Pattie Wall said...

I decided a long time ago, that is the only way to eat lobster - with butter to dip into. I love how you made the lobster look like he was offering you the butter bowl! Great!

Art By Erika said...

You are a man after my own heart! I love steamed lobster and insist on cracking it myself! Where's the lemon? I love butter and lemon personally. This definitely belongs in my I love to eat but it's bad for me category because I keep eating it though I got food poisoning twice. I still eat it but I just don't order it at Red Lobster LOL The way you colored the lobster is most appealing and he healthy look you gave it makes a true lobster lover salivate good job!

Deb O said...

Just beautiful! Was it as fun to eat as to paint?

長卉lisettec_buswell0606 said...

I love readding, and thanks for your artical. ........................................

Mark Adams said...

Thanks for the wonderful comments, everyone! I just got back from Boston and am full of inspiration. I ate more "food that was bad for me" in the last three days than I normally eat in a month. "Craigie on Main", "Scupp's on the Harbor", Neptune Oyster House", "Gibbet Hill Farm" and Barbara Lynch's new restaurant - "Menton" elevated my culinary experience and I dare say, my cholesterol, to dizzying new heights.

Claire Beadon Carnell said...

Yummilicious in every way. The rich red of the cooked lobster shell is so attractive, and the thought of dipping the tender lobster into the melted butter...

Earthula said...

Ah Mark.. to tell you the truth , I was kinda feeling sad that I wasn't right next to you on the challenge because it meant I wouldn't get a comment... but YES!
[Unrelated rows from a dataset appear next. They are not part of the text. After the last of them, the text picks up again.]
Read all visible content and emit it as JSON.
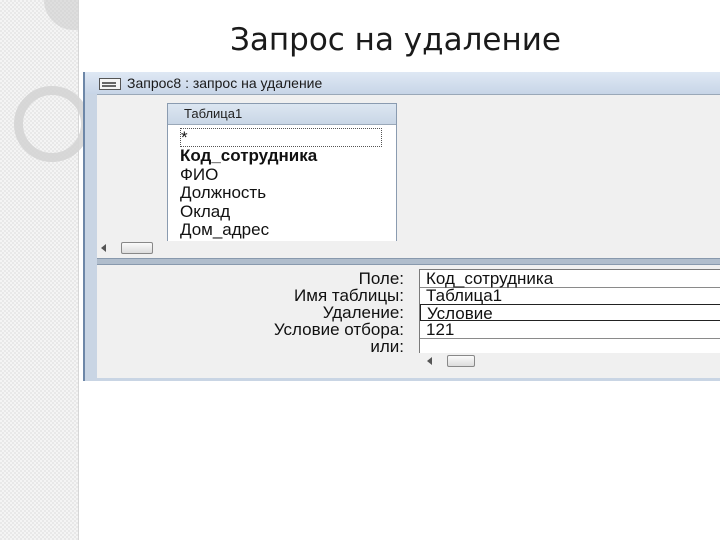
{
  "slide": {
    "title": "Запрос на удаление"
  },
  "window": {
    "title": "Запрос8 : запрос на удаление",
    "icon": "query-design-icon"
  },
  "table": {
    "name": "Таблица1",
    "fields": [
      "*",
      "Код_сотрудника",
      "ФИО",
      "Должность",
      "Оклад",
      "Дом_адрес"
    ],
    "key_field": "Код_сотрудника"
  },
  "grid": {
    "labels": {
      "field": "Поле:",
      "table": "Имя таблицы:",
      "delete": "Удаление:",
      "criteria": "Условие отбора:",
      "or": "или:"
    },
    "column": {
      "field": "Код_сотрудника",
      "table": "Таблица1",
      "delete": "Условие",
      "criteria": "121",
      "or": ""
    }
  },
  "colors": {
    "window_frame": "#c9d5e4",
    "pane": "#f0f0f0"
  }
}
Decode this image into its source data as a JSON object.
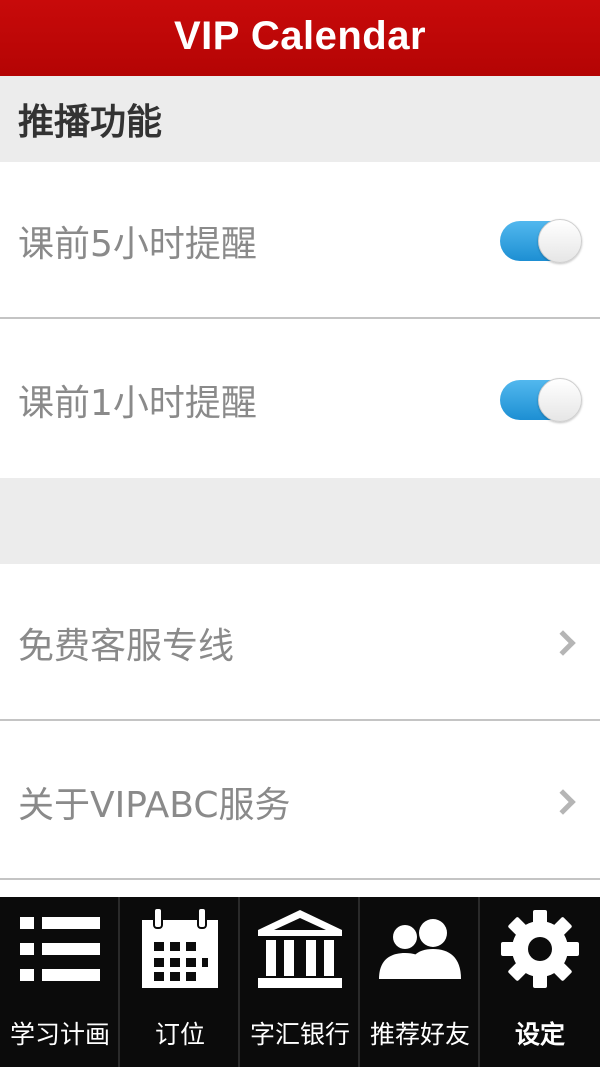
{
  "header": {
    "title": "VIP Calendar",
    "background": "#c00000"
  },
  "push_section": {
    "title": "推播功能",
    "items": [
      {
        "label": "课前5小时提醒",
        "enabled": true
      },
      {
        "label": "课前1小时提醒",
        "enabled": true
      }
    ]
  },
  "links": [
    {
      "label": "免费客服专线",
      "icon": "chevron-right-icon"
    },
    {
      "label": "关于VIPABC服务",
      "icon": "chevron-right-icon"
    }
  ],
  "tabs": [
    {
      "label": "学习计画",
      "icon": "list-icon"
    },
    {
      "label": "订位",
      "icon": "calendar-icon"
    },
    {
      "label": "字汇银行",
      "icon": "bank-icon"
    },
    {
      "label": "推荐好友",
      "icon": "friends-icon"
    },
    {
      "label": "设定",
      "icon": "gear-icon",
      "active": true
    }
  ],
  "colors": {
    "toggle_on": "#2a9ce0",
    "tabbar": "#0b0b0b",
    "section_bg": "#ececec"
  }
}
A Heroic Adventure! (Snicker and snort.. too funny!)

Thank you!

Yay now I can watch All the Fellini films looking for the significance of jelly....

The Parent Trapped said...

The metal crackers really look like metal. I really don't know how you do it. Any tips for a newbie artist?

Mark Adams said...

Paula, The eye sees but the hand executes. Art is a seeing and feeling process. If you can perceive how light reflects off an object and can blend paint in the proper hues, the rest is easy. I know that may sound like a curt answer, but it really is as simple as that as far as the illusion is concerned.